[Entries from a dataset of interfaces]
-*-*-

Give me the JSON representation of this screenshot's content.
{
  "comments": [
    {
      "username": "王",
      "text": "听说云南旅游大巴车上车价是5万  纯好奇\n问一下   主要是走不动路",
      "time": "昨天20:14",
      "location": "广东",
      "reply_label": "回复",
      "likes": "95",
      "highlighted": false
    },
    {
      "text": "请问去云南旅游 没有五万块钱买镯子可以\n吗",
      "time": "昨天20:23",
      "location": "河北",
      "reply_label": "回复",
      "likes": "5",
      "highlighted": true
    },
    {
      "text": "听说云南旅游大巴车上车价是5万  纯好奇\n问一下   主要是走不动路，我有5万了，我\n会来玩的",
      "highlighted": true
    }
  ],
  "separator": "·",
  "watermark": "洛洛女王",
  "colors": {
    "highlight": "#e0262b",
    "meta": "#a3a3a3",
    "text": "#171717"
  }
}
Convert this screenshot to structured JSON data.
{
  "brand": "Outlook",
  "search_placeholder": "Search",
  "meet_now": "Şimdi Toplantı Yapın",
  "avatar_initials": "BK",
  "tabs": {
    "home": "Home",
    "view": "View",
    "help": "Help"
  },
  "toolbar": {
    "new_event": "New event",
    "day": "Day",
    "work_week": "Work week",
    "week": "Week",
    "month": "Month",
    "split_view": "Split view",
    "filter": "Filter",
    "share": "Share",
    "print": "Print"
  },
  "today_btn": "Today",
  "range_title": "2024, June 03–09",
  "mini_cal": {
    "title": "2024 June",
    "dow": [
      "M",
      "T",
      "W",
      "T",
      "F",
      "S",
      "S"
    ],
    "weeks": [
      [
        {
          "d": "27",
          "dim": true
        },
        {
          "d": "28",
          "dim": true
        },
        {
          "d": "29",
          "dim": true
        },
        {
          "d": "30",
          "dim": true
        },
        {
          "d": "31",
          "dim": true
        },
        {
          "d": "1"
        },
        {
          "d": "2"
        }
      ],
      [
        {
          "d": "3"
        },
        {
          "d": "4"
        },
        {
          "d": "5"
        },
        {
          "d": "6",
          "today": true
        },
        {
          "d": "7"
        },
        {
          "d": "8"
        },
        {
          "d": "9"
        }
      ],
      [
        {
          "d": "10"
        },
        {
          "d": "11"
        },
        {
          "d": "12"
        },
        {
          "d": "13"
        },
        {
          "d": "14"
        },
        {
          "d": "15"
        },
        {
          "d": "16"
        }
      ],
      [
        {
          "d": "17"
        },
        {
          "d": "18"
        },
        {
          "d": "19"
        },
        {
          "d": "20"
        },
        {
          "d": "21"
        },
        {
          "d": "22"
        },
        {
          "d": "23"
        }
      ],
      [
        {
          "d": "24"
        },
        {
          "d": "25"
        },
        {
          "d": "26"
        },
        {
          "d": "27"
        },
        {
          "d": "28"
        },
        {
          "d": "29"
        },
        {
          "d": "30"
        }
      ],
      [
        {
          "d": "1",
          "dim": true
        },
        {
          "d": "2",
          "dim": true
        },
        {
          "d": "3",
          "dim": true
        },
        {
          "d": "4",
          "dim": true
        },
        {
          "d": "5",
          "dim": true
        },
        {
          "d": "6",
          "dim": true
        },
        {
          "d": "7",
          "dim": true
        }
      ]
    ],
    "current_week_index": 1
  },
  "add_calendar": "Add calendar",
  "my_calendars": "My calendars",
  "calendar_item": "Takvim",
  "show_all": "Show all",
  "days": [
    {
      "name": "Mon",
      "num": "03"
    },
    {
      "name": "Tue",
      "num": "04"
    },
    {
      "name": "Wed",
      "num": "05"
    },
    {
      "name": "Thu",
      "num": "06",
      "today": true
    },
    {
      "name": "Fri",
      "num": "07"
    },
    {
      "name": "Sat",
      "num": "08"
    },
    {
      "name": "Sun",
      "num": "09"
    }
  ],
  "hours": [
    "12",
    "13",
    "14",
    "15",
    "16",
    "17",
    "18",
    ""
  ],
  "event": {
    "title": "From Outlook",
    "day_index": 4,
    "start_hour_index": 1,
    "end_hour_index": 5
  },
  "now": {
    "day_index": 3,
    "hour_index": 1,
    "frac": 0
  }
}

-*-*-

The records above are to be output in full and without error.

Give me the JSON representation of this screenshot's content.
{
  "comments": [
    {
      "username": "王",
      "text": "听说云南旅游大巴车上车价是5万  纯好奇\n问一下   主要是走不动路",
      "time": "昨天20:14",
      "location": "广东",
      "reply_label": "回复",
      "likes": "95",
      "highlighted": false
    },
    {
      "text": "请问去云南旅游 没有五万块钱买镯子可以\n吗",
      "time": "昨天20:23",
      "location": "河北",
      "reply_label": "回复",
      "likes": "5",
      "highlighted": true
    },
    {
      "text": "听说云南旅游大巴车上车价是5万  纯好奇\n问一下   主要是走不动路，我有5万了，我\n会来玩的",
      "highlighted": true
    }
  ],
  "separator": "·",
  "watermark": "洛洛女王",
  "colors": {
    "highlight": "#e0262b",
    "meta": "#a3a3a3",
    "text": "#171717"
  }
}
Convert this screenshot to structured JSON data.
{
  "brand": "Outlook",
  "search_placeholder": "Search",
  "meet_now": "Şimdi Toplantı Yapın",
  "avatar_initials": "BK",
  "tabs": {
    "home": "Home",
    "view": "View",
    "help": "Help"
  },
  "toolbar": {
    "new_event": "New event",
    "day": "Day",
    "work_week": "Work week",
    "week": "Week",
    "month": "Month",
    "split_view": "Split view",
    "filter": "Filter",
    "share": "Share",
    "print": "Print"
  },
  "today_btn": "Today",
  "range_title": "2024, June 03–09",
  "mini_cal": {
    "title": "2024 June",
    "dow": [
      "M",
      "T",
      "W",
      "T",
      "F",
      "S",
      "S"
    ],
    "weeks": [
      [
        {
          "d": "27",
          "dim": true
        },
        {
          "d": "28",
          "dim": true
        },
        {
          "d": "29",
          "dim": true
        },
        {
          "d": "30",
          "dim": true
        },
        {
          "d": "31",
          "dim": true
        },
        {
          "d": "1"
        },
        {
          "d": "2"
        }
      ],
      [
        {
          "d": "3"
        },
        {
          "d": "4"
        },
        {
          "d": "5"
        },
        {
          "d": "6",
          "today": true
        },
        {
          "d": "7"
        },
        {
          "d": "8"
        },
        {
          "d": "9"
        }
      ],
      [
        {
          "d": "10"
        },
        {
          "d": "11"
        },
        {
          "d": "12"
        },
        {
          "d": "13"
        },
        {
          "d": "14"
        },
        {
          "d": "15"
        },
        {
          "d": "16"
        }
      ],
      [
        {
          "d": "17"
        },
        {
          "d": "18"
        },
        {
          "d": "19"
        },
        {
          "d": "20"
        },
        {
          "d": "21"
        },
        {
          "d": "22"
        },
        {
          "d": "23"
        }
      ],
      [
        {
          "d": "24"
        },
        {
          "d": "25"
        },
        {
          "d": "26"
        },
        {
          "d": "27"
        },
        {
          "d": "28"
        },
        {
          "d": "29"
        },
        {
          "d": "30"
        }
      ],
      [
        {
          "d": "1",
          "dim": true
        },
        {
          "d": "2",
          "dim": true
        },
        {
          "d": "3",
          "dim": true
        },
        {
          "d": "4",
          "dim": true
        },
        {
          "d": "5",
          "dim": true
        },
        {
          "d": "6",
          "dim": true
        },
        {
          "d": "7",
          "dim": true
        }
      ]
    ],
    "current_week_index": 1
  },
  "add_calendar": "Add calendar",
  "my_calendars": "My calendars",
  "calendar_item": "Takvim",
  "show_all": "Show all",
  "days": [
    {
      "name": "Mon",
      "num": "03"
    },
    {
      "name": "Tue",
      "num": "04"
    },
    {
      "name": "Wed",
      "num": "05"
    },
    {
      "name": "Thu",
      "num": "06",
      "today": true
    },
    {
      "name": "Fri",
      "num": "07"
    },
    {
      "name": "Sat",
      "num": "08"
    },
    {
      "name": "Sun",
      "num": "09"
    }
  ],
  "hours": [
    "12",
    "13",
    "14",
    "15",
    "16",
    "17",
    "18",
    ""
  ],
  "event": {
    "title": "From Outlook",
    "day_index": 4,
    "start_hour_index": 1,
    "end_hour_index": 5
  },
  "now": {
    "day_index": 3,
    "hour_index": 1,
    "frac": 0
  }
}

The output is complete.